◆ What to work on
Every line containing "this" should be copied out. Go through the entries and find them.

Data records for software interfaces
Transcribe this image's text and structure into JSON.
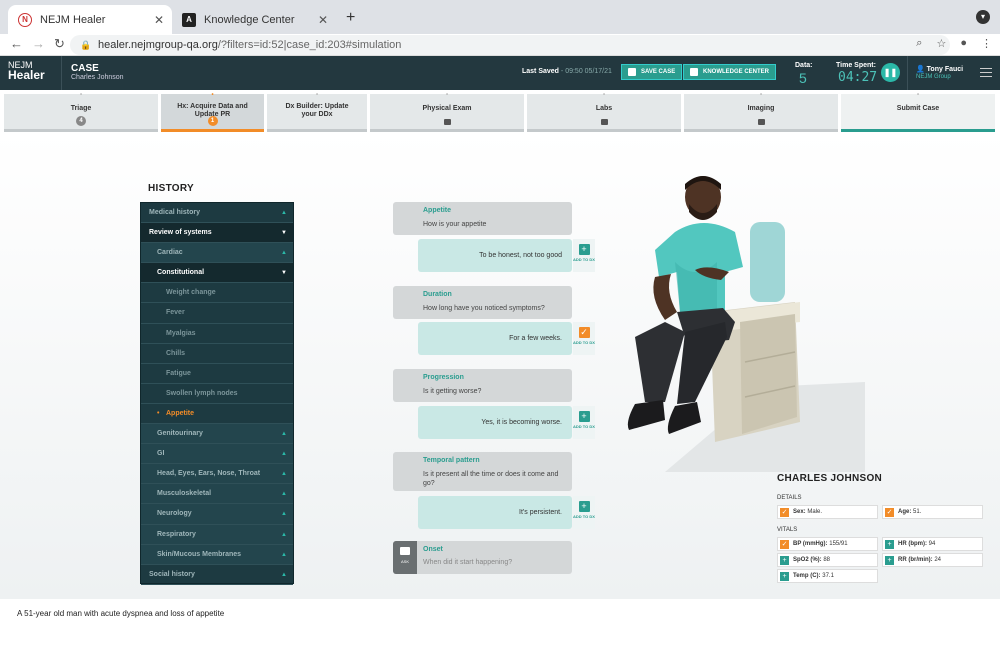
{
  "browser": {
    "tabs": [
      {
        "title": "NEJM Healer",
        "icon": "nejm-favicon"
      },
      {
        "title": "Knowledge Center",
        "icon": "angular-favicon"
      }
    ],
    "url_host": "healer.nejmgroup-qa.org",
    "url_path": "/?filters=id:52|case_id:203#simulation"
  },
  "header": {
    "logo_top": "NEJM",
    "logo_bottom": "Healer",
    "case_label": "CASE",
    "patient": "Charles Johnson",
    "last_saved_label": "Last Saved",
    "last_saved_value": "- 09:50 05/17/21",
    "save_case": "SAVE CASE",
    "knowledge_center": "KNOWLEDGE CENTER",
    "data_label": "Data:",
    "data_value": "5",
    "time_label": "Time Spent:",
    "time_value": "04:27",
    "user_name": "Tony Fauci",
    "user_org": "NEJM Group"
  },
  "steps": [
    {
      "label": "Triage",
      "badge": "4",
      "state": "normal"
    },
    {
      "label": "Hx: Acquire Data and Update PR",
      "badge": "1",
      "state": "active"
    },
    {
      "label": "Dx Builder: Update your DDx",
      "badge": "",
      "state": "normal"
    },
    {
      "label": "Physical Exam",
      "badge": "",
      "state": "locked"
    },
    {
      "label": "Labs",
      "badge": "",
      "state": "locked"
    },
    {
      "label": "Imaging",
      "badge": "",
      "state": "locked"
    },
    {
      "label": "Submit Case",
      "badge": "",
      "state": "done"
    }
  ],
  "history": {
    "title": "HISTORY",
    "items": [
      {
        "label": "Medical history",
        "level": 0,
        "chevron": "▲",
        "style": ""
      },
      {
        "label": "Review of systems",
        "level": 0,
        "chevron": "▼",
        "style": "sel"
      },
      {
        "label": "Cardiac",
        "level": 1,
        "chevron": "▲",
        "style": "sub"
      },
      {
        "label": "Constitutional",
        "level": 1,
        "chevron": "▼",
        "style": "sel"
      },
      {
        "label": "Weight change",
        "level": 2,
        "chevron": "",
        "style": "leaf"
      },
      {
        "label": "Fever",
        "level": 2,
        "chevron": "",
        "style": "leaf"
      },
      {
        "label": "Myalgias",
        "level": 2,
        "chevron": "",
        "style": "leaf"
      },
      {
        "label": "Chills",
        "level": 2,
        "chevron": "",
        "style": "leaf"
      },
      {
        "label": "Fatigue",
        "level": 2,
        "chevron": "",
        "style": "leaf"
      },
      {
        "label": "Swollen lymph nodes",
        "level": 2,
        "chevron": "",
        "style": "leaf"
      },
      {
        "label": "Appetite",
        "level": 2,
        "chevron": "",
        "style": "cur"
      },
      {
        "label": "Genitourinary",
        "level": 1,
        "chevron": "▲",
        "style": "sub"
      },
      {
        "label": "GI",
        "level": 1,
        "chevron": "▲",
        "style": "sub"
      },
      {
        "label": "Head, Eyes, Ears, Nose, Throat",
        "level": 1,
        "chevron": "▲",
        "style": "sub"
      },
      {
        "label": "Musculoskeletal",
        "level": 1,
        "chevron": "▲",
        "style": "sub"
      },
      {
        "label": "Neurology",
        "level": 1,
        "chevron": "▲",
        "style": "sub"
      },
      {
        "label": "Respiratory",
        "level": 1,
        "chevron": "▲",
        "style": "sub"
      },
      {
        "label": "Skin/Mucous Membranes",
        "level": 1,
        "chevron": "▲",
        "style": "sub"
      },
      {
        "label": "Social history",
        "level": 0,
        "chevron": "▲",
        "style": ""
      }
    ]
  },
  "chat": [
    {
      "topic": "Appetite",
      "question": "How is your appetite",
      "answer": "To be honest, not too good",
      "added": false
    },
    {
      "topic": "Duration",
      "question": "How long have you noticed symptoms?",
      "answer": "For a few weeks.",
      "added": true
    },
    {
      "topic": "Progression",
      "question": "Is it getting worse?",
      "answer": "Yes, it is becoming worse.",
      "added": false
    },
    {
      "topic": "Temporal pattern",
      "question": "Is it present all the time or does it come and go?",
      "answer": "It's persistent.",
      "added": false
    }
  ],
  "add_to_dx_label": "ADD TO DX",
  "pending": {
    "topic": "Onset",
    "question": "When did it start happening?",
    "ask_label": "ASK"
  },
  "patient_card": {
    "name": "CHARLES JOHNSON",
    "details_label": "DETAILS",
    "vitals_label": "VITALS",
    "details": [
      {
        "label": "Sex:",
        "value": "Male.",
        "checked": true
      },
      {
        "label": "Age:",
        "value": "51.",
        "checked": true
      }
    ],
    "vitals": [
      {
        "label": "BP (mmHg):",
        "value": "155/91",
        "checked": true
      },
      {
        "label": "HR (bpm):",
        "value": "94",
        "checked": false
      },
      {
        "label": "SpO2 (%):",
        "value": "88",
        "checked": false
      },
      {
        "label": "RR (br/min):",
        "value": "24",
        "checked": false
      },
      {
        "label": "Temp (C):",
        "value": "37.1",
        "checked": false
      }
    ]
  },
  "summary": "A 51-year old man with acute dyspnea and loss of appetite"
}
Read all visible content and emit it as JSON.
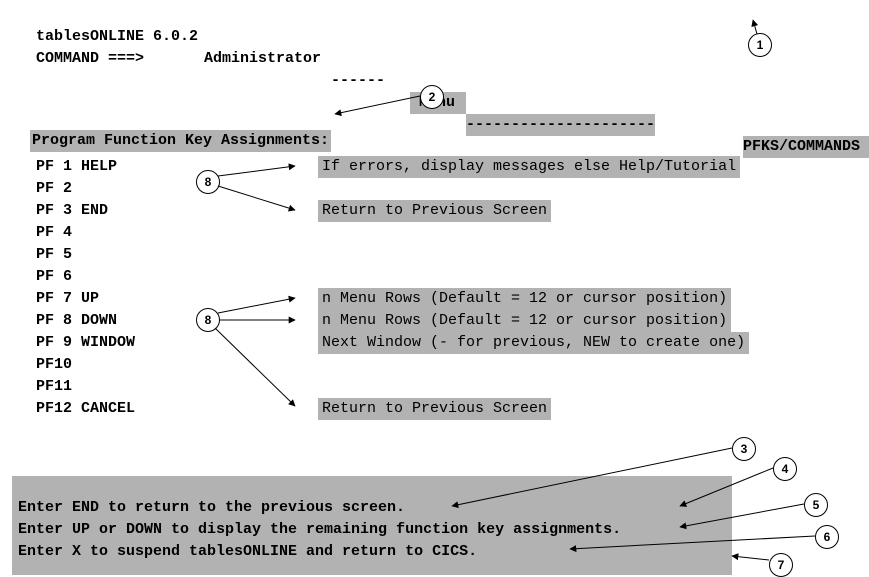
{
  "header": {
    "brand": "tablesONLINE 6.0.2",
    "role": "Administrator",
    "dashes1": "------",
    "menu": " Menu ",
    "dashes2": "---------------------",
    "right_label": "PFKS/COMMANDS"
  },
  "command": {
    "label": "COMMAND ===>"
  },
  "subtitle": "Program Function Key Assignments:",
  "pf_rows": [
    {
      "label": "PF 1 HELP",
      "desc": "If errors, display messages else Help/Tutorial"
    },
    {
      "label": "PF 2",
      "desc": ""
    },
    {
      "label": "PF 3 END",
      "desc": "Return to Previous Screen"
    },
    {
      "label": "PF 4",
      "desc": ""
    },
    {
      "label": "PF 5",
      "desc": ""
    },
    {
      "label": "PF 6",
      "desc": ""
    },
    {
      "label": "PF 7 UP",
      "desc": "n Menu Rows (Default = 12 or cursor position)"
    },
    {
      "label": "PF 8 DOWN",
      "desc": "n Menu Rows (Default = 12 or cursor position)"
    },
    {
      "label": "PF 9 WINDOW",
      "desc": "Next Window (- for previous, NEW to create one)"
    },
    {
      "label": "PF10",
      "desc": ""
    },
    {
      "label": "PF11",
      "desc": ""
    },
    {
      "label": "PF12 CANCEL",
      "desc": "Return to Previous Screen"
    }
  ],
  "instructions": [
    "Enter END to return to the previous screen.",
    "Enter UP or DOWN to display the remaining function key assignments.",
    "Enter X to suspend tablesONLINE and return to CICS."
  ],
  "callouts": {
    "c1": "1",
    "c2": "2",
    "c3": "3",
    "c4": "4",
    "c5": "5",
    "c6": "6",
    "c7": "7",
    "c8a": "8",
    "c8b": "8"
  }
}
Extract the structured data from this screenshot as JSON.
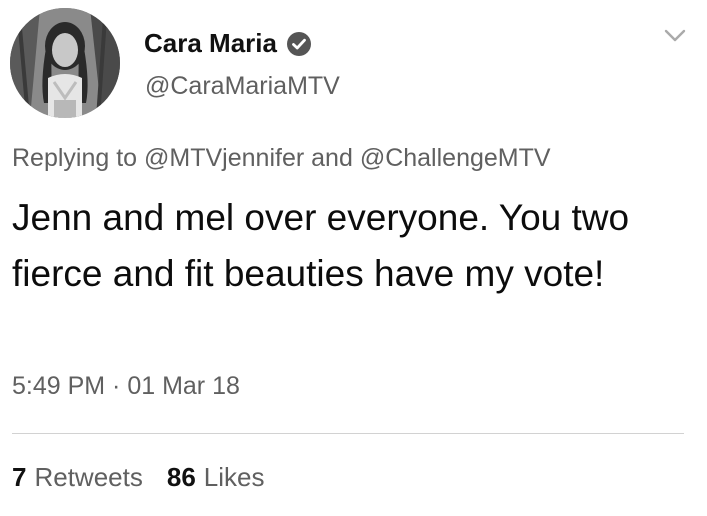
{
  "author": {
    "name": "Cara Maria",
    "handle": "@CaraMariaMTV",
    "verified": true
  },
  "reply": {
    "prefix": "Replying to",
    "mention1": "@MTVjennifer",
    "conjunction": "and",
    "mention2": "@ChallengeMTV"
  },
  "tweet": {
    "text": "Jenn and mel over everyone. You two fierce and fit beauties have my vote!"
  },
  "timestamp": "5:49 PM · 01 Mar 18",
  "stats": {
    "retweets_count": "7",
    "retweets_label": "Retweets",
    "likes_count": "86",
    "likes_label": "Likes"
  },
  "icons": {
    "verified": "verified-badge-icon",
    "menu": "chevron-down-icon"
  },
  "colors": {
    "text": "#111111",
    "secondary_text": "#606060",
    "divider": "#d2d2d2",
    "background": "#ffffff"
  }
}
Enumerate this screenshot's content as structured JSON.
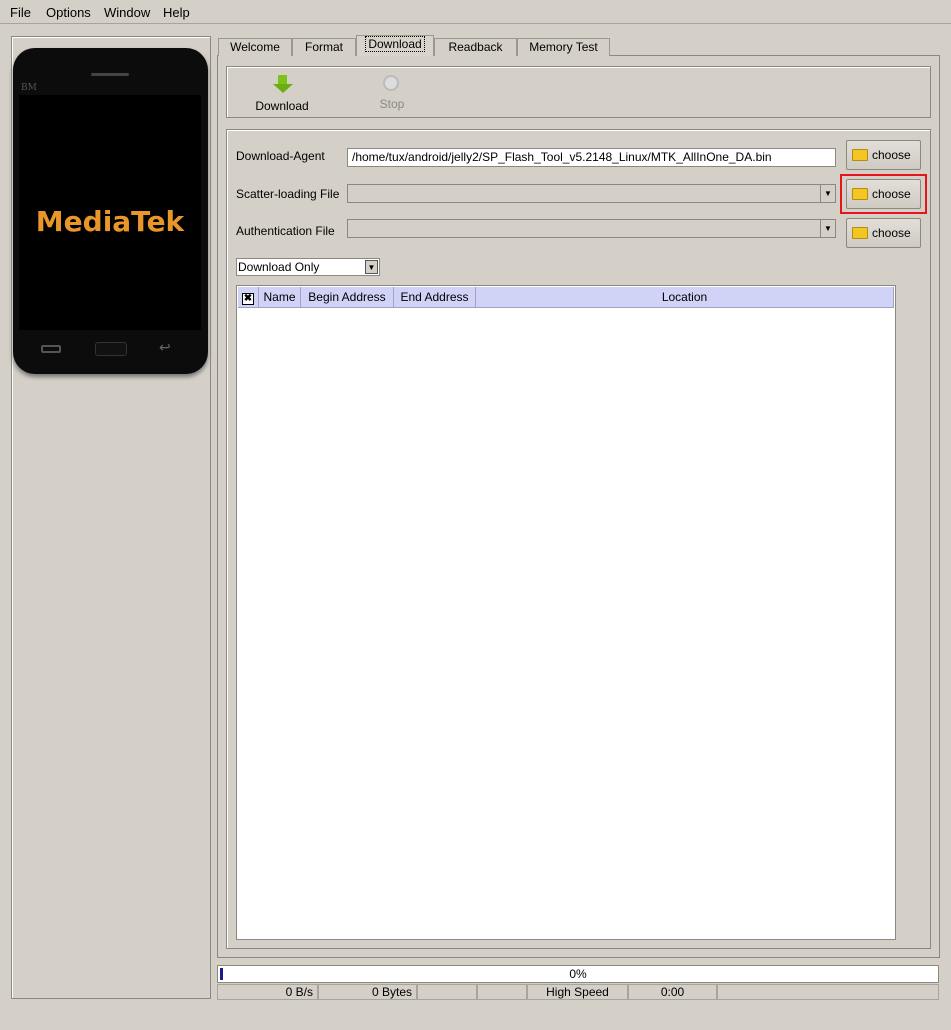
{
  "menu": {
    "items": [
      "File",
      "Options",
      "Window",
      "Help"
    ]
  },
  "phone": {
    "brand": "MediaTek",
    "badge": "BM"
  },
  "tabs": [
    "Welcome",
    "Format",
    "Download",
    "Readback",
    "Memory Test"
  ],
  "active_tab": "Download",
  "toolbar": {
    "download": "Download",
    "stop": "Stop"
  },
  "form": {
    "download_agent_label": "Download-Agent",
    "download_agent_value": "/home/tux/android/jelly2/SP_Flash_Tool_v5.2148_Linux/MTK_AllInOne_DA.bin",
    "scatter_label": "Scatter-loading File",
    "scatter_value": "",
    "auth_label": "Authentication File",
    "auth_value": "",
    "choose": "choose",
    "mode": "Download Only"
  },
  "table": {
    "columns": [
      "Name",
      "Begin Address",
      "End Address",
      "Location"
    ],
    "rows": []
  },
  "status": {
    "progress_text": "0%",
    "progress": 0,
    "speed": "0 B/s",
    "bytes": "0 Bytes",
    "usb_mode": "High Speed",
    "time": "0:00"
  },
  "colors": {
    "highlight": "#e8141c",
    "header": "#d0d2f6",
    "brand": "#e8962a"
  }
}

◆ Solution to the exercise
Transcribe this image's text and structure into JSON.
Extract the structured data from this screenshot as JSON.
Enumerate this screenshot's content as structured JSON.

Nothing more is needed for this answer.